ENTRIES SUPPLIED:
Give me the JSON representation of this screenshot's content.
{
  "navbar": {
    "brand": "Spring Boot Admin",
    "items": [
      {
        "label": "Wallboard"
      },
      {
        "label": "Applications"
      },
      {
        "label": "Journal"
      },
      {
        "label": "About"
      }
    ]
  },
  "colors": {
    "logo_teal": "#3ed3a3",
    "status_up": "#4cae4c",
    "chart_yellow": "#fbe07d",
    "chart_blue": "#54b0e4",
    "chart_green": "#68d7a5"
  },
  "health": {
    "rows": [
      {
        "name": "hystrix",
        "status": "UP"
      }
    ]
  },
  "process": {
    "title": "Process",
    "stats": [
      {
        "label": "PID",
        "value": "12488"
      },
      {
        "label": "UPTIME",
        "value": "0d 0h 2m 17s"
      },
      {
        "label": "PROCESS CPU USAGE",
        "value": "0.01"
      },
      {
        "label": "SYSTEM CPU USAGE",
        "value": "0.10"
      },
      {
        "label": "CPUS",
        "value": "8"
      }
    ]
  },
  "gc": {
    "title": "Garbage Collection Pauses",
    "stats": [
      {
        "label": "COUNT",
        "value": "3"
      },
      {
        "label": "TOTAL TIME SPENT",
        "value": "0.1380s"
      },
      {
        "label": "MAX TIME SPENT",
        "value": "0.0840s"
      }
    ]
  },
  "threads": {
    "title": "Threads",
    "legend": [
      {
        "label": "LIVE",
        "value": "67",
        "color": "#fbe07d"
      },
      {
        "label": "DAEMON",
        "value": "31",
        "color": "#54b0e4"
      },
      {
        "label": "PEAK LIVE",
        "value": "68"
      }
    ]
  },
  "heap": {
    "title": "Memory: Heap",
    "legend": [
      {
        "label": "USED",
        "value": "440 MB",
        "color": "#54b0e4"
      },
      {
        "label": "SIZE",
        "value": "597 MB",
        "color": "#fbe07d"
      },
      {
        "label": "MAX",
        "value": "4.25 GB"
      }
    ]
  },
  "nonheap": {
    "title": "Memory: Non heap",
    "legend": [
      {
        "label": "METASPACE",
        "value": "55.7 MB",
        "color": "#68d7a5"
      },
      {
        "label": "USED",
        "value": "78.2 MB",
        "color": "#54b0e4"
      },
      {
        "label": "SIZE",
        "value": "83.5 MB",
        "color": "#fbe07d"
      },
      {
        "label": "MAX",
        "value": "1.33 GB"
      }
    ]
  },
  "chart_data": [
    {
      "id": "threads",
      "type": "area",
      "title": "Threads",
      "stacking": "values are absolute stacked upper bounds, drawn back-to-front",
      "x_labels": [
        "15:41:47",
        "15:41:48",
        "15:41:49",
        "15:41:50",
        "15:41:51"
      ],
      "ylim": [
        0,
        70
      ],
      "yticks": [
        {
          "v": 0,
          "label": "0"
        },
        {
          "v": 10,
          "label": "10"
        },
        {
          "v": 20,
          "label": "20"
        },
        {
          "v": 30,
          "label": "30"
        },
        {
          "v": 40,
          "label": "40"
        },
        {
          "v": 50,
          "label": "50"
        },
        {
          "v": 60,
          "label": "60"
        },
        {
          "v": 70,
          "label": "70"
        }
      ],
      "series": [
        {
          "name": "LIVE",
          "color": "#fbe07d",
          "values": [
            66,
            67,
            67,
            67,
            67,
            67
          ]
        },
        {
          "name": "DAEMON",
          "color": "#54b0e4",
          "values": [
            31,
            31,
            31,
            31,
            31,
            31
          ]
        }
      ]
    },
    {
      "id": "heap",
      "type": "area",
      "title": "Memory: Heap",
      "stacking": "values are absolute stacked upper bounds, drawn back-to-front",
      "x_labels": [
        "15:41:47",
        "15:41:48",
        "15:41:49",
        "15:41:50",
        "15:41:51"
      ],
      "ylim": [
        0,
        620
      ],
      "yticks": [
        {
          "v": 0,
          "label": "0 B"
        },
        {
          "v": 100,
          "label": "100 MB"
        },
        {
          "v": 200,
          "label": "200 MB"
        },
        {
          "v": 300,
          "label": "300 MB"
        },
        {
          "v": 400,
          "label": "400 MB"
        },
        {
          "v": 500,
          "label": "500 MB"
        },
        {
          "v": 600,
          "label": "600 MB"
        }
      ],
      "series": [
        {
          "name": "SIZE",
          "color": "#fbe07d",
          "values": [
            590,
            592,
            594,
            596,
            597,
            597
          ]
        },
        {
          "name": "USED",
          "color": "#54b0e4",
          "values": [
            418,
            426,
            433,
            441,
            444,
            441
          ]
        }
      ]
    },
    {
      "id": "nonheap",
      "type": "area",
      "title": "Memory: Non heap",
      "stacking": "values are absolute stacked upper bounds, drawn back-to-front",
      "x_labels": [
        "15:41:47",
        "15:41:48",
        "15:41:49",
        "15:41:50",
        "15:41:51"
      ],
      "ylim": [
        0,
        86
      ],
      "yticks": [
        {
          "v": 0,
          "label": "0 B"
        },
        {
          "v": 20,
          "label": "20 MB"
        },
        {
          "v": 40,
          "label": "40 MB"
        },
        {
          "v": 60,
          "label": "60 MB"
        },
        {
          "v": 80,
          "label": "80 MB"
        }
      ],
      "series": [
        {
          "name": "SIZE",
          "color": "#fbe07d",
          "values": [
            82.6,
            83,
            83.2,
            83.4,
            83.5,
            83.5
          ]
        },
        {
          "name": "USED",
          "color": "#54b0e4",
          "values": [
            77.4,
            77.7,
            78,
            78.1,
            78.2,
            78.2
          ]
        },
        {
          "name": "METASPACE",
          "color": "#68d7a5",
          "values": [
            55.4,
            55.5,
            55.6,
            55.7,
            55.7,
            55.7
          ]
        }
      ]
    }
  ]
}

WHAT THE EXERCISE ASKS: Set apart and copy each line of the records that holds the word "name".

RESULT OF THE TASK:
        "name": "hystrix",
          "name": "LIVE",
          "name": "DAEMON",
          "name": "SIZE",
          "name": "USED",
          "name": "SIZE",
          "name": "USED",
          "name": "METASPACE",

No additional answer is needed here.